With all of the newspaper industry’s huffing and puffing over Google and other news aggregators, you’d hardly suspect that print journalism has another major problem on its hands.
New research (PDF) from the Pew Internet and American Life Project solidifies what I’ve been hearing for a long time: It’s the classifieds, silly.
Over the last four years, use of online classified services such as Craigslist has more than doubled, Pew’s research found. Almost half of Internet users go online for classifieds now, compared to 22 percent in 2005. Every day, 9 percent of Internet users hit up Craigslist and other online classifieds, compared to four percent in 2005.
The cost to newspapers is immense. After reaching peak revenues of $19.5 billion in 2000, classifieds in American newspapers pulled in less than $10 billion last year. In other words, newspapers have lost half their classified revenue in the last eight years, while online classified use has doubled in half that time.
This begs the question of whether there’s any way for newspapers to stop the bleeding. Last month, I read a stirring essay by Jeff Jarvis about how the industry blew its chance to become a major player in the Internet age. Even if newspaper companies could somehow find a way to keep practicing journalism — Jarvis argues that it’s too late for that, even — I’m not sure the same could be said for classifieds. What could a newspaper offer that Craigslist cannot?
Missing from Pew’s research is any explanation for why online classifieds seem to be cannibalizing newspapers’ business, but it’s got to be that deadly mixture of (mostly) free and immediate. Want to get rid of that dresser today? No need to wait for tomorrow’s paper, and no one else will ask for a cut of the sales.
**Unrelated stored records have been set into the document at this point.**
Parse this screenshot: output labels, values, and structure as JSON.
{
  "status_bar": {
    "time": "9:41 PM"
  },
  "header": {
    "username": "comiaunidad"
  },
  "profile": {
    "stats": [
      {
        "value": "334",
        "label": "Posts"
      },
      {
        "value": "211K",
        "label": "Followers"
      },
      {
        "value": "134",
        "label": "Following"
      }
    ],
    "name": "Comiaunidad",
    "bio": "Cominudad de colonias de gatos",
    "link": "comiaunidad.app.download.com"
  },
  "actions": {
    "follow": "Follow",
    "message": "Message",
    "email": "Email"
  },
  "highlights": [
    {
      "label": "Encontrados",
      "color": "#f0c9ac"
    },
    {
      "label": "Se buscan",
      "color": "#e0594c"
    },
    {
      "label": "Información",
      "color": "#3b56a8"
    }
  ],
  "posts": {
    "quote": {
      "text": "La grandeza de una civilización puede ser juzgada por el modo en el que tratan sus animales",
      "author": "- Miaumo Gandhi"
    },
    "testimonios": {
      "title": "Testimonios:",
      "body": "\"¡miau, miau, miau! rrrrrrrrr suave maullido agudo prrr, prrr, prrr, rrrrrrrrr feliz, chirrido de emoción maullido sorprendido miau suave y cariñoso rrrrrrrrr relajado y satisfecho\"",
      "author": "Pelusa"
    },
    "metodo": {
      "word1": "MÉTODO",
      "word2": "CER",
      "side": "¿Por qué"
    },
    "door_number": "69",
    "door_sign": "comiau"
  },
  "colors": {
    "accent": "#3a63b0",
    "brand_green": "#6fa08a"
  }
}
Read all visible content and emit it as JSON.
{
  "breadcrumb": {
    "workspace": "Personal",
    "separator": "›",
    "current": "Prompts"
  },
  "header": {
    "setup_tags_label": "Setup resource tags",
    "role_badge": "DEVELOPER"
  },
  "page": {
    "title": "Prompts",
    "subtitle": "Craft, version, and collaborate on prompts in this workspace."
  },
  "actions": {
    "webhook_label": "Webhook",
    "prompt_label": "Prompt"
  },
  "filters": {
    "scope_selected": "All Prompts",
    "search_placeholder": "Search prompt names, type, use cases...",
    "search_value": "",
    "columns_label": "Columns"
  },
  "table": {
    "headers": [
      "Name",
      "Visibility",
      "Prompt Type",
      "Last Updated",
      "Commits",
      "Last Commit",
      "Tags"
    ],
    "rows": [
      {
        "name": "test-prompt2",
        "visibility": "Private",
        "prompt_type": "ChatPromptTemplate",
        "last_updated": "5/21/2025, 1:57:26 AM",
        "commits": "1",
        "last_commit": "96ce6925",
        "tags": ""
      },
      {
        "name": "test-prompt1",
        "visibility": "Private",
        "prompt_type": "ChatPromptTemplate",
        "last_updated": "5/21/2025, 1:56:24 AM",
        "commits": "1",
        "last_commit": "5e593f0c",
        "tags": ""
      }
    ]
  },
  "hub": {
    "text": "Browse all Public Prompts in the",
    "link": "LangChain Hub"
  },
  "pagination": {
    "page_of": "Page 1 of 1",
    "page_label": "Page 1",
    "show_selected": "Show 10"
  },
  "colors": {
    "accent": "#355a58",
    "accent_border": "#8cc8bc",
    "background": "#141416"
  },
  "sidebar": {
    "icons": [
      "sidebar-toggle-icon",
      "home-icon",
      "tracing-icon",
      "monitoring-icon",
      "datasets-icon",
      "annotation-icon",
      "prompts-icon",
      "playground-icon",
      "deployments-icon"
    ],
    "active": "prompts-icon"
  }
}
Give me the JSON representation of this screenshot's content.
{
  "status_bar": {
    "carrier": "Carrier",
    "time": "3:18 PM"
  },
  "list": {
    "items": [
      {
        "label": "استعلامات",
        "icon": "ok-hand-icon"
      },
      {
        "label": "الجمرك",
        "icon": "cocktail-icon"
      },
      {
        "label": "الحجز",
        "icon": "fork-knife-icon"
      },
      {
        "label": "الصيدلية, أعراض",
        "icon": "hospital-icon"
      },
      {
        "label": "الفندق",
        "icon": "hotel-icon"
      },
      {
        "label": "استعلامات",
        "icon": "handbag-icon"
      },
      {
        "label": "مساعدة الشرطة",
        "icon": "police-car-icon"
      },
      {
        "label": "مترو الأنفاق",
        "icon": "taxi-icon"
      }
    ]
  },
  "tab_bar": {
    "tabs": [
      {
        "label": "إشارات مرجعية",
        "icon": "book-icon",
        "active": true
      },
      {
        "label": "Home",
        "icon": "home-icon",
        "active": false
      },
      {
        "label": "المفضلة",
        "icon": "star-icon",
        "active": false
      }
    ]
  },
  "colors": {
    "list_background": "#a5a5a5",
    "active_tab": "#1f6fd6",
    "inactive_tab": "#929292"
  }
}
Maybe hyperlocal papers could offer robust classifieds in markets too small for Craigslist to cover, but for cities, the opportunity was lost years ago.